A developer involved in a controversial project to build 800 homes in Stevenage countryside of historical and cultural significance has vowed to create "a new neighbourhood sympathetic to the unique character of the conservation area".

Outline planning permission to build 800 homes and a primary school in Forster Country - land between North Road and Weston Road - was granted by Stevenage Borough Council in September 2022.

Last month, the council approved detailed plans to deliver 243 homes in the first phase of a joint scheme by Bellway North London and Miller Homes.

Forster Country lies within the St Nicholas Conservation Area and includes author EM Forster's childhood home Rooks Nest House, Grade I-listed St Nicholas Church and Grade II-listed The Bury.


Hundreds of people objected to the proposed housing development, with concerns including urban coalescence, loss of heritage, and the development being unsustainable.

Emma Thompson, who won a Best Actress Oscar for her role in a film version of EM Forster's novel Howards End, backed a campaign by the Friends of Forster Country group to save the land from development, but to no avail.

Construction work is expected to begin this spring, with Bellway predicting development of the 183-acre site, which will include up to 800 homes, a local centre, primary school, country park and public open space, will take up to five years to complete.

Part of the first phase of the development lies within the St Nicholas Conservation Area, which includes Rooks Nest House. Bellway said: "The properties here have been carefully designed to be sensitive to their historic surroundings, with complementary character areas throughout the development."


Ali Maruf, managing director for Bellway North London, added: "We are aware of the historic literary significance of the area and are focused on creating a new neighbourhood sympathetic to the unique character of the conservation area and surrounding landscape which inspired EM Forster’s work."

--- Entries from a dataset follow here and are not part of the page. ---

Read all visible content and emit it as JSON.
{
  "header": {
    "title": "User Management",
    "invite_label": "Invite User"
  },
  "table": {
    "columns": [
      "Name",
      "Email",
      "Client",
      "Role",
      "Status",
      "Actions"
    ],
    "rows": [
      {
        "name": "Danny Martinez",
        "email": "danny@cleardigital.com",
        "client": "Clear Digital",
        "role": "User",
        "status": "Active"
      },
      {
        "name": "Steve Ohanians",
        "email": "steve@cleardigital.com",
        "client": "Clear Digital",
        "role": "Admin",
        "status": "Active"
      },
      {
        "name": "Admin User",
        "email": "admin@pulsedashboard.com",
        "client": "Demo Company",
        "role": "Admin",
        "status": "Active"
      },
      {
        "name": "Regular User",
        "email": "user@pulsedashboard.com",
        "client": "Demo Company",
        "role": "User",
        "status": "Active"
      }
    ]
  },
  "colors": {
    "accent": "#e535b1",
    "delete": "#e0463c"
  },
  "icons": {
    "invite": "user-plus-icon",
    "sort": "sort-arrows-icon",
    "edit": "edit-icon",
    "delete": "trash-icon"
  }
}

Ali said the proposed mix of homes will provide new housing for a wide range of buyers, including commuters, first-time buyers, families needing more space and those looking to downsize.

"We will be working closely with a local housing association to ensure the development will also benefit local people and provide a chance for keyworkers and those on lower incomes to be able to secure an affordable home, whilst being able to stay close to family and friends," Ali explained.

"The new homes within the conservation area will include traditional features such as hipped roofs, tile hanging, brick arches, chimneys and gable-fronted porch canopies.


"Meanwhile, the proposed country park is set to include the restoration of hay meadows to the approximate field pattern as shown on historic maps and described in EM Forster’s texts.

"Due to the size of the development, we anticipate working on the site for up to five years and intend to play a positive role within the local community as this new neighbourhood takes shape.

"We will be delivering housing for hundreds of people and bringing investment, jobs and improvements to local facilities which will benefit both existing and new residents in the town."